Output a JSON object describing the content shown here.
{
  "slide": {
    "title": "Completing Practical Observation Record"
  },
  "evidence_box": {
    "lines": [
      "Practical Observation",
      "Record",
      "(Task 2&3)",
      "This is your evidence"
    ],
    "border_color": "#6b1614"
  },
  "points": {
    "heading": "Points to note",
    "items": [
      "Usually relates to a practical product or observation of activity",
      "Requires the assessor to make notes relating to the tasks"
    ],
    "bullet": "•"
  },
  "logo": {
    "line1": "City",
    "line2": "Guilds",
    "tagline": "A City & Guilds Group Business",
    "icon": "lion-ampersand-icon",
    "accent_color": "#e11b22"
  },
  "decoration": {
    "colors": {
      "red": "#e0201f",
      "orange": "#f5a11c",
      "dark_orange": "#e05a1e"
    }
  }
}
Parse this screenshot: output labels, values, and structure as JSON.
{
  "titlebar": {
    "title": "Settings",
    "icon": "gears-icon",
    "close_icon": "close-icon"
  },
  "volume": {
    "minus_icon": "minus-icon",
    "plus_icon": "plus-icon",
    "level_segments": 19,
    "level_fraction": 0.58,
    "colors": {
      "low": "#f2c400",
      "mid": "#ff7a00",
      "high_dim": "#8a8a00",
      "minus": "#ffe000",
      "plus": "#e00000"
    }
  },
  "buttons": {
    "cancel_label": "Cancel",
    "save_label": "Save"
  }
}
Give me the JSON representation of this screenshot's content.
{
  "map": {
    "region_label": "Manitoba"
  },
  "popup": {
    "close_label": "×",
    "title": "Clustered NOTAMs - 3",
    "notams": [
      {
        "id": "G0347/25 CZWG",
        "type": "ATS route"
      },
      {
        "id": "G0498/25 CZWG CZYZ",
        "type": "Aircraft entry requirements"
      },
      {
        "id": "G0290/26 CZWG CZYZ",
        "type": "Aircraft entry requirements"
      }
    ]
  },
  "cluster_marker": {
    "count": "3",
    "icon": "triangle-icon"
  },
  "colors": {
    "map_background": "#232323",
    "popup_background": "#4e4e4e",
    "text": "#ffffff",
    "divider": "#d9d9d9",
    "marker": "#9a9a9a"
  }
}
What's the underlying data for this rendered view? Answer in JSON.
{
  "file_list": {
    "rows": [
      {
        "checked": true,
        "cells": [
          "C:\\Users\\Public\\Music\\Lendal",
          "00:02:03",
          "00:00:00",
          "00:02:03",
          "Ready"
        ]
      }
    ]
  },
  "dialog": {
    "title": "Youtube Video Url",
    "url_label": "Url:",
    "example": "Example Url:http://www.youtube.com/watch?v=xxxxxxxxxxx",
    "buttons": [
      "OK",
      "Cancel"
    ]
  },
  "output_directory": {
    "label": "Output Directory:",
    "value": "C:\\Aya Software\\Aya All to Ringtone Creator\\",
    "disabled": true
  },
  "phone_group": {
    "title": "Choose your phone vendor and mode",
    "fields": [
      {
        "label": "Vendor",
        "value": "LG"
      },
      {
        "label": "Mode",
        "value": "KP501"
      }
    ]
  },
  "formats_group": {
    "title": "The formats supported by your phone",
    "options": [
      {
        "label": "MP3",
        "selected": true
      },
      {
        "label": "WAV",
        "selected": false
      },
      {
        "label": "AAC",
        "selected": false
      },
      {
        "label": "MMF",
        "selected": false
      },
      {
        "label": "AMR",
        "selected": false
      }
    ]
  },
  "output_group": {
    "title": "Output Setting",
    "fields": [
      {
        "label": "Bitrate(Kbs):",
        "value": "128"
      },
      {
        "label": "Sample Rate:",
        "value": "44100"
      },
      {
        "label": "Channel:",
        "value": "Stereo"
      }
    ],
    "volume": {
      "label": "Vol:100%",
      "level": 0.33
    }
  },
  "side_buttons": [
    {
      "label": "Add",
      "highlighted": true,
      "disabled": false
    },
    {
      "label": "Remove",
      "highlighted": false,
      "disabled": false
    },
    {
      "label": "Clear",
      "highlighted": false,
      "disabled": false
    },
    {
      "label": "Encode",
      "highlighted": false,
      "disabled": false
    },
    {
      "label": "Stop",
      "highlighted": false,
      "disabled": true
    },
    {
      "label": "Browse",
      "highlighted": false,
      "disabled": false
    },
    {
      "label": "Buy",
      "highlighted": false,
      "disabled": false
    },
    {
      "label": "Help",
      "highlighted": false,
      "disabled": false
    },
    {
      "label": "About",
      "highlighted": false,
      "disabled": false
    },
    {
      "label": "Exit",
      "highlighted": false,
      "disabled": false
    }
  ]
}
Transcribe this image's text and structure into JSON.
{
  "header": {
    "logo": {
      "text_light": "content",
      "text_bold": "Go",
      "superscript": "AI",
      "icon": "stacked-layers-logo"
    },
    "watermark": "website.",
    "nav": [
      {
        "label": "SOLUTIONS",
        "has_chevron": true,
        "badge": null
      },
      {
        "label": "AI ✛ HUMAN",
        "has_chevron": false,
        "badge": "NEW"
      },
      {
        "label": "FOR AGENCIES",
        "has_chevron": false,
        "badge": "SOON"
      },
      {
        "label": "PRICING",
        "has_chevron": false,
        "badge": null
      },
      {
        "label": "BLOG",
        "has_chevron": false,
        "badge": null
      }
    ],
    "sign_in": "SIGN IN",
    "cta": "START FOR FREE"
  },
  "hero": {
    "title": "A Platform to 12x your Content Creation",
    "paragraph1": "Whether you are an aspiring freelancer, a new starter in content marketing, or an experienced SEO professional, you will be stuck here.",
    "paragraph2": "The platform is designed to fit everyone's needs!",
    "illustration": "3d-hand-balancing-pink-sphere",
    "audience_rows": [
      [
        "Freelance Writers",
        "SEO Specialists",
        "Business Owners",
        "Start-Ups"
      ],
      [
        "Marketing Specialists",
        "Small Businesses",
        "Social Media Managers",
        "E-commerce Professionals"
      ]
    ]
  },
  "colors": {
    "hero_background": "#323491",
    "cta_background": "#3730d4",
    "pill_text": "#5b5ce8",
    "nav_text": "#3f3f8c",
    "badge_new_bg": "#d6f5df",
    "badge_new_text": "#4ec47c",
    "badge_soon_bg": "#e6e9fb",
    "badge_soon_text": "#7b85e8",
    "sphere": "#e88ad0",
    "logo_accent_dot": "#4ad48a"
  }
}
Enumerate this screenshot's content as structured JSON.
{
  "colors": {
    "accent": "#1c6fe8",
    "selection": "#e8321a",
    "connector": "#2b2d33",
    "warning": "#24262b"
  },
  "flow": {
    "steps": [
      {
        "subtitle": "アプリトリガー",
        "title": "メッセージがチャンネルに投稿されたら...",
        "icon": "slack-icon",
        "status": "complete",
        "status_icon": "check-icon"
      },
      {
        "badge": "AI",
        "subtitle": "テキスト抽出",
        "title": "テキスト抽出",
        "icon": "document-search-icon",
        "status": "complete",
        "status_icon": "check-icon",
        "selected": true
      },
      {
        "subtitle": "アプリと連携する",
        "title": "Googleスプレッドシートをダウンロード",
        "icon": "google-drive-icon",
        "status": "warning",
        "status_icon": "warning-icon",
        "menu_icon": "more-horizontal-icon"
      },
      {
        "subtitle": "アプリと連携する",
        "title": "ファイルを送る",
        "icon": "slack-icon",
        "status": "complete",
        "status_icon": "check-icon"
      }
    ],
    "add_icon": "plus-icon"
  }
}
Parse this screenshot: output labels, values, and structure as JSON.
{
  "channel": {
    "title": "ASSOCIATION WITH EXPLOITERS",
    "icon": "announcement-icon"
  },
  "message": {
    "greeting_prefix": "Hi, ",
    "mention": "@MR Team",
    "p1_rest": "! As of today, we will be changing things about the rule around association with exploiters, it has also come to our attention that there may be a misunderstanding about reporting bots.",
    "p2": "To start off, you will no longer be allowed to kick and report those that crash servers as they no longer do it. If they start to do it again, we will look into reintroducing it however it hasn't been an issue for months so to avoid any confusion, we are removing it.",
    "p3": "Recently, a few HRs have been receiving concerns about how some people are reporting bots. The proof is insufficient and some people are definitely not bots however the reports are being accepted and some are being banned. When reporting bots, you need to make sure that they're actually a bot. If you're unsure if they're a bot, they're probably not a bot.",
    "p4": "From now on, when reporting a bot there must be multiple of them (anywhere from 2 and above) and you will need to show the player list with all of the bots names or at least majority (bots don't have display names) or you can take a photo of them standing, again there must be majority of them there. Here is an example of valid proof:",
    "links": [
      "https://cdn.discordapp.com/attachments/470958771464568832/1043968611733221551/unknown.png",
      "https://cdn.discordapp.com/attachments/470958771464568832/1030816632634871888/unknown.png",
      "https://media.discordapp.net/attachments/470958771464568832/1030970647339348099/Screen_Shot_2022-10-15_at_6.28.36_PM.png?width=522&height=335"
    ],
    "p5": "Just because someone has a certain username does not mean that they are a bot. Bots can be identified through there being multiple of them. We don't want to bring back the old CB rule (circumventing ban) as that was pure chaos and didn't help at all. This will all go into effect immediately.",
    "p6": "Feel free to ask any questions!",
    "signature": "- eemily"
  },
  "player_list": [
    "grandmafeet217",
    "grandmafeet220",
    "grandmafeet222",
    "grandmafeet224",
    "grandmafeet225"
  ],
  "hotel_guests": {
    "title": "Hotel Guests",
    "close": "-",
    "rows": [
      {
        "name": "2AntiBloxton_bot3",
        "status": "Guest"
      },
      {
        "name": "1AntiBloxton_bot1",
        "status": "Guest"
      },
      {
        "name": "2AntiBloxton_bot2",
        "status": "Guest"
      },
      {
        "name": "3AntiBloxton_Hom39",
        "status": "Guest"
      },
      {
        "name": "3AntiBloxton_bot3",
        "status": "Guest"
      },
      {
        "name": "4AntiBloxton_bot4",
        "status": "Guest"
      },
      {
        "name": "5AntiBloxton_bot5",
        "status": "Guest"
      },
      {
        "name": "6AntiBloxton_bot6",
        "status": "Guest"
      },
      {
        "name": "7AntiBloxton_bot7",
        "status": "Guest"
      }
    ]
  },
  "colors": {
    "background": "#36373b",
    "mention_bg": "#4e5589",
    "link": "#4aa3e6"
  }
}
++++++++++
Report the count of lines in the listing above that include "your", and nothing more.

4